Synopsis by Hal Erickson
Originally titled Un Grande Campon, The Perfectionist is a tailor-made vehicle for Pierre Fresnay. The star plays a brilliant and celebrated surgeon, on the verge of achieving his life's goal: a membership in the Academy of Medicine. Unfortunately, the surgeon's medical accomplishments are counterpointed by his less-than-admirable private life. One of the victims of the surgeon's single-minded pursuit of success is his woefully neglected life. He finally awakens to his domestic responsibilities only to lapse back into his old habits at the first opportunity. A subplot concerns a young medical student who bids fair to achieve the same measure of success as the elder surgeon -- and to make the same grievous errors on a personal level. The Perfectionist was the 1951 winner of France's Les Victoire Cinema Francais, the Gallic equivalent to Hollywood's Oscar.
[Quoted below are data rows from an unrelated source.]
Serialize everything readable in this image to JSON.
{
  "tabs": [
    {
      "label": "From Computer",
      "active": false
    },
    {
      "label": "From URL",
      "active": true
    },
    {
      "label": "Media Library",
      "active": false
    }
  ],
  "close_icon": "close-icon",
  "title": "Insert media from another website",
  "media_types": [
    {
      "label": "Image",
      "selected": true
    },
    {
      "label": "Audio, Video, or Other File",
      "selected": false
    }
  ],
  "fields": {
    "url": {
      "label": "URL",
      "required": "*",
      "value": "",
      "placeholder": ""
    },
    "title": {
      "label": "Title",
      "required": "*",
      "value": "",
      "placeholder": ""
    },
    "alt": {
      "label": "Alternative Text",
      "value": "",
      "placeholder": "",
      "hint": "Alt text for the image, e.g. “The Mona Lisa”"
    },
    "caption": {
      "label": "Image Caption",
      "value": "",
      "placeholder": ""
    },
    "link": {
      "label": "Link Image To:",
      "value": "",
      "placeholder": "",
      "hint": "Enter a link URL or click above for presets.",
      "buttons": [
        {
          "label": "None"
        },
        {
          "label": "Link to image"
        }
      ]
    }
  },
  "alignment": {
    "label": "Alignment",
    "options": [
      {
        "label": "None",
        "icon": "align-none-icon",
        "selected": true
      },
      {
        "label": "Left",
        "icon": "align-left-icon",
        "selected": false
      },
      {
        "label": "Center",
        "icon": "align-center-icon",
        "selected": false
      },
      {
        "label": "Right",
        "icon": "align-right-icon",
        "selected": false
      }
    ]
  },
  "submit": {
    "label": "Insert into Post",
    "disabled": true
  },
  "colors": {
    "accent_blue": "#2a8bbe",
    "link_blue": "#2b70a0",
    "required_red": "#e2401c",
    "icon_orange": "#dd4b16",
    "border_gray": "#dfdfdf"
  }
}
The film was the third feature-length directorial effort of Yves Ciampi, himself a onetime medical student.
life-choices, love-vs-career, wife